Consumers value Geo services at $37 billion annually, a recognition of the many ways geo-applications and location-enabled devices are central to their daily lives.
A 2012 report from the Boston Consulting Group and 2013 study from Oxera examined the effects of geographic mapping and location-based services -- or Geo services -- on consumers and the global economy. The industry generates up to $270 billion in global revenue per year and has a far-reaching impact on jobs, business efficiencies and cost savings -- and it's expected to grow by 30 percent annually.
These studies are some of the first of their kind to evaluate Geo services, which include a range of services such as online maps, satellite imagery, and navigation services, as its own industry. While the Oxera study seeks to quantify the industry’s impact on consumer welfare and the economy around the globe, research by the Boston Consulting Group seeks to identify trends specific to the U.S.

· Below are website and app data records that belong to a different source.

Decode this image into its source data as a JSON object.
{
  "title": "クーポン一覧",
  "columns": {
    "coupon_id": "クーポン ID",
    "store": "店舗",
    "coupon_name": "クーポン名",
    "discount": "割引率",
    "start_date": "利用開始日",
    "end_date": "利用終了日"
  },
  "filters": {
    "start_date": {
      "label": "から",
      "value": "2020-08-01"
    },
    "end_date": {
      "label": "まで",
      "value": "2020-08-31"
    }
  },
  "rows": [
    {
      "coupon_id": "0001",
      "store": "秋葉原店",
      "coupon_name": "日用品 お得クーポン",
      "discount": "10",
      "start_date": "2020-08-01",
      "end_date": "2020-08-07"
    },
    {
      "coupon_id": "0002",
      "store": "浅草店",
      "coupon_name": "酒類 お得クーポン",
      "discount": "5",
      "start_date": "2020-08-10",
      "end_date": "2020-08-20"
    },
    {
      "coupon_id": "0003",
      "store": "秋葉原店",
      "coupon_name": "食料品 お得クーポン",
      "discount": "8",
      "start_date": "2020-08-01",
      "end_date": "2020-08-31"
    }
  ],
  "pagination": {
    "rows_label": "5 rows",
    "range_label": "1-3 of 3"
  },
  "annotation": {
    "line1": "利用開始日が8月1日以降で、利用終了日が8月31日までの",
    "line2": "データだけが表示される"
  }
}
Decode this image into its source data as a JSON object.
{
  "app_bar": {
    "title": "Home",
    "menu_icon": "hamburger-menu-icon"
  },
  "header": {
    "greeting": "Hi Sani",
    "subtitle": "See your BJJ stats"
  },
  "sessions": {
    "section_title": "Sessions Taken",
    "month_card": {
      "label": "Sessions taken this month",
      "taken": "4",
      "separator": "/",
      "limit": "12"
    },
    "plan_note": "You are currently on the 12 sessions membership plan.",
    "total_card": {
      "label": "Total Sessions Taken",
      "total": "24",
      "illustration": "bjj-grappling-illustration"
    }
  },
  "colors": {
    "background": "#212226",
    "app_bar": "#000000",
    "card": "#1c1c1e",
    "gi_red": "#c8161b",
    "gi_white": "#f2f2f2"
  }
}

Oxera concluded there are various benefits to Geo services, ranging from the lifesaving effects of faster emergency response to the billions of dollars and hours saved on travel per year. As these services become more integrated in our daily lives, the sector is growing quickly -- 30 percent per year globally, according to Oxera’s analysis, and the BCG study found similar trends in the U.S. Geo services industry.
“Geo services global revenues are $150-270 billion per year.”
BCG’s research found that the geospatial services industry has an impact on the U.S. economy that is 15 to 20 times the size of the industry itself. The efficiency gains these services enable are an asset not only to the industries they benefit, but to the consumers that rely on them daily -- and value at $37 billion annually, a recognition of the many ways geo-applications and location-enabled devices are central to their daily lives. For this growth in the U.S. to continue, the industry requires continued support on several fronts, from government investment and policy support of geo-data collection, clear open data policies and effective geo-infrastructure, and support for geospatial education, training, and innovation.